Work task: What follows is a block of records; reproduce all of it verbatim.

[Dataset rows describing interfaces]
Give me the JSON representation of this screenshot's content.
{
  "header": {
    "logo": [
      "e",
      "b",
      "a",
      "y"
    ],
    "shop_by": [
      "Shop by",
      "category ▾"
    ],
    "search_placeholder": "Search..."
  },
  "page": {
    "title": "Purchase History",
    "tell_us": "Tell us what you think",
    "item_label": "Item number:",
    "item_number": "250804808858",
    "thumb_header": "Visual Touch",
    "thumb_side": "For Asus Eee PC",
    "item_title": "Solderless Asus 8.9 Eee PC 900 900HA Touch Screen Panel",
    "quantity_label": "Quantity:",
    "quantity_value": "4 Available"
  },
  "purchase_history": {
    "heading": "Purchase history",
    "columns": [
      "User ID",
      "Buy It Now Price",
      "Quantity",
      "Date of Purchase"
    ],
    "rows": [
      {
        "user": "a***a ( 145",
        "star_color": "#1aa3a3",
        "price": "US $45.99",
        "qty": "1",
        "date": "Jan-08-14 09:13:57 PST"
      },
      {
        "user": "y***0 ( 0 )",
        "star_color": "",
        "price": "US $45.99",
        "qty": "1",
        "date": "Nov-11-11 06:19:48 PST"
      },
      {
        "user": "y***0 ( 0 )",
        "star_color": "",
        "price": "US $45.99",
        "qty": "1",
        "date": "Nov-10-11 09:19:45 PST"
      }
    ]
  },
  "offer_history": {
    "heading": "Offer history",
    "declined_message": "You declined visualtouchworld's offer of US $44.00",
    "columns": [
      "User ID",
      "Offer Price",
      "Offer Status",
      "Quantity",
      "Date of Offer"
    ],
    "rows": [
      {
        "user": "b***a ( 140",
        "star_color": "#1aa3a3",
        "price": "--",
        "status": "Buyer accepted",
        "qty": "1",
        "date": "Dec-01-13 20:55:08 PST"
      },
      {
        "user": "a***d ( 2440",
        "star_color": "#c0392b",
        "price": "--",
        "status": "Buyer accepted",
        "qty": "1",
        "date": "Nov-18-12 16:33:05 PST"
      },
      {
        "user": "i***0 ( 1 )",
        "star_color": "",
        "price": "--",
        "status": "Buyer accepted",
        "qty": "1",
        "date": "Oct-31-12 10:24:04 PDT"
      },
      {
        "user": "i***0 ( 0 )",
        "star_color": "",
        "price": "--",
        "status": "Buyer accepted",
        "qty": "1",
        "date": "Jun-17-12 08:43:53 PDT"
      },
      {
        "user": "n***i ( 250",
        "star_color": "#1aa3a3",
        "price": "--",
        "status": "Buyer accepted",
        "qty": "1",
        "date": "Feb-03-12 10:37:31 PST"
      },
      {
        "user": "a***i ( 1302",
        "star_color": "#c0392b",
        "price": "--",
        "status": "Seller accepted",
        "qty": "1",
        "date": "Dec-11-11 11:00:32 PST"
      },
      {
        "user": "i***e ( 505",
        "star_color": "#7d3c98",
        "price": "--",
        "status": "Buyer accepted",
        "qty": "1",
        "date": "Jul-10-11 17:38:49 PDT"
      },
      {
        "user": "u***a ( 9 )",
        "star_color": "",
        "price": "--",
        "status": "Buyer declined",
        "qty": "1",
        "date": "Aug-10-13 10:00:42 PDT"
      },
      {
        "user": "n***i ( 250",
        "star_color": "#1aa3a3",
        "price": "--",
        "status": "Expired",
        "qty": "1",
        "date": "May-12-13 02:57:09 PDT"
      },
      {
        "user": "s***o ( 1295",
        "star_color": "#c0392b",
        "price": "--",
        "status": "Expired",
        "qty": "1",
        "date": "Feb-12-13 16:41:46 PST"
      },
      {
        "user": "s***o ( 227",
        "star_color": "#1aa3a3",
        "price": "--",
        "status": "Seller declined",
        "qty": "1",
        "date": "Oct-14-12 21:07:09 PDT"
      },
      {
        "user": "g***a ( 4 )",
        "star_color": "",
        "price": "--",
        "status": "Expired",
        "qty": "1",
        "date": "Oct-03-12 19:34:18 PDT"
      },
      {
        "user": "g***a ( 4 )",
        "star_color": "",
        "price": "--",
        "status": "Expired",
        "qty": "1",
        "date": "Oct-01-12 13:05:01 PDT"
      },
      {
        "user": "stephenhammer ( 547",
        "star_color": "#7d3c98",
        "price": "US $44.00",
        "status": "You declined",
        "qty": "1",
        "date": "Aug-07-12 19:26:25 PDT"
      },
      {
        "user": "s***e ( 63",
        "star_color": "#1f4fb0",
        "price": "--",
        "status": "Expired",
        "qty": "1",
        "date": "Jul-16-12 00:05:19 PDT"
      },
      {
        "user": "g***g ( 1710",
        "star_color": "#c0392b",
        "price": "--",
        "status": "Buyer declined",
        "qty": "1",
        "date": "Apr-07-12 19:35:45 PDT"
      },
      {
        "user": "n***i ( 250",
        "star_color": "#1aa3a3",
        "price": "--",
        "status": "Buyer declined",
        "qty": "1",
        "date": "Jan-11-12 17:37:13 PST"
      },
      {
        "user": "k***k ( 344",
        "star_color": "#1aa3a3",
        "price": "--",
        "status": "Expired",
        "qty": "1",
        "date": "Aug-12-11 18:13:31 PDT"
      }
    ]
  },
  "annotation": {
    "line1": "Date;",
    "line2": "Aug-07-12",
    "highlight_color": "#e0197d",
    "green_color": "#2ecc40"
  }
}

Written answer:
Give me the JSON representation of this screenshot's content.
{
  "header": {
    "logo": [
      "e",
      "b",
      "a",
      "y"
    ],
    "shop_by": [
      "Shop by",
      "category ▾"
    ],
    "search_placeholder": "Search..."
  },
  "page": {
    "title": "Purchase History",
    "tell_us": "Tell us what you think",
    "item_label": "Item number:",
    "item_number": "250804808858",
    "thumb_header": "Visual Touch",
    "thumb_side": "For Asus Eee PC",
    "item_title": "Solderless Asus 8.9 Eee PC 900 900HA Touch Screen Panel",
    "quantity_label": "Quantity:",
    "quantity_value": "4 Available"
  },
  "purchase_history": {
    "heading": "Purchase history",
    "columns": [
      "User ID",
      "Buy It Now Price",
      "Quantity",
      "Date of Purchase"
    ],
    "rows": [
      {
        "user": "a***a ( 145",
        "star_color": "#1aa3a3",
        "price": "US $45.99",
        "qty": "1",
        "date": "Jan-08-14 09:13:57 PST"
      },
      {
        "user": "y***0 ( 0 )",
        "star_color": "",
        "price": "US $45.99",
        "qty": "1",
        "date": "Nov-11-11 06:19:48 PST"
      },
      {
        "user": "y***0 ( 0 )",
        "star_color": "",
        "price": "US $45.99",
        "qty": "1",
        "date": "Nov-10-11 09:19:45 PST"
      }
    ]
  },
  "offer_history": {
    "heading": "Offer history",
    "declined_message": "You declined visualtouchworld's offer of US $44.00",
    "columns": [
      "User ID",
      "Offer Price",
      "Offer Status",
      "Quantity",
      "Date of Offer"
    ],
    "rows": [
      {
        "user": "b***a ( 140",
        "star_color": "#1aa3a3",
        "price": "--",
        "status": "Buyer accepted",
        "qty": "1",
        "date": "Dec-01-13 20:55:08 PST"
      },
      {
        "user": "a***d ( 2440",
        "star_color": "#c0392b",
        "price": "--",
        "status": "Buyer accepted",
        "qty": "1",
        "date": "Nov-18-12 16:33:05 PST"
      },
      {
        "user": "i***0 ( 1 )",
        "star_color": "",
        "price": "--",
        "status": "Buyer accepted",
        "qty": "1",
        "date": "Oct-31-12 10:24:04 PDT"
      },
      {
        "user": "i***0 ( 0 )",
        "star_color": "",
        "price": "--",
        "status": "Buyer accepted",
        "qty": "1",
        "date": "Jun-17-12 08:43:53 PDT"
      },
      {
        "user": "n***i ( 250",
        "star_color": "#1aa3a3",
        "price": "--",
        "status": "Buyer accepted",
        "qty": "1",
        "date": "Feb-03-12 10:37:31 PST"
      },
      {
        "user": "a***i ( 1302",
        "star_color": "#c0392b",
        "price": "--",
        "status": "Seller accepted",
        "qty": "1",
        "date": "Dec-11-11 11:00:32 PST"
      },
      {
        "user": "i***e ( 505",
        "star_color": "#7d3c98",
        "price": "--",
        "status": "Buyer accepted",
        "qty": "1",
        "date": "Jul-10-11 17:38:49 PDT"
      },
      {
        "user": "u***a ( 9 )",
        "star_color": "",
        "price": "--",
        "status": "Buyer declined",
        "qty": "1",
        "date": "Aug-10-13 10:00:42 PDT"
      },
      {
        "user": "n***i ( 250",
        "star_color": "#1aa3a3",
        "price": "--",
        "status": "Expired",
        "qty": "1",
        "date": "May-12-13 02:57:09 PDT"
      },
      {
        "user": "s***o ( 1295",
        "star_color": "#c0392b",
        "price": "--",
        "status": "Expired",
        "qty": "1",
        "date": "Feb-12-13 16:41:46 PST"
      },
      {
        "user": "s***o ( 227",
        "star_color": "#1aa3a3",
        "price": "--",
        "status": "Seller declined",
        "qty": "1",
        "date": "Oct-14-12 21:07:09 PDT"
      },
      {
        "user": "g***a ( 4 )",
        "star_color": "",
        "price": "--",
        "status": "Expired",
        "qty": "1",
        "date": "Oct-03-12 19:34:18 PDT"
      },
      {
        "user": "g***a ( 4 )",
        "star_color": "",
        "price": "--",
        "status": "Expired",
        "qty": "1",
        "date": "Oct-01-12 13:05:01 PDT"
      },
      {
        "user": "stephenhammer ( 547",
        "star_color": "#7d3c98",
        "price": "US $44.00",
        "status": "You declined",
        "qty": "1",
        "date": "Aug-07-12 19:26:25 PDT"
      },
      {
        "user": "s***e ( 63",
        "star_color": "#1f4fb0",
        "price": "--",
        "status": "Expired",
        "qty": "1",
        "date": "Jul-16-12 00:05:19 PDT"
      },
      {
        "user": "g***g ( 1710",
        "star_color": "#c0392b",
        "price": "--",
        "status": "Buyer declined",
        "qty": "1",
        "date": "Apr-07-12 19:35:45 PDT"
      },
      {
        "user": "n***i ( 250",
        "star_color": "#1aa3a3",
        "price": "--",
        "status": "Buyer declined",
        "qty": "1",
        "date": "Jan-11-12 17:37:13 PST"
      },
      {
        "user": "k***k ( 344",
        "star_color": "#1aa3a3",
        "price": "--",
        "status": "Expired",
        "qty": "1",
        "date": "Aug-12-11 18:13:31 PDT"
      }
    ]
  },
  "annotation": {
    "line1": "Date;",
    "line2": "Aug-07-12",
    "highlight_color": "#e0197d",
    "green_color": "#2ecc40"
  }
}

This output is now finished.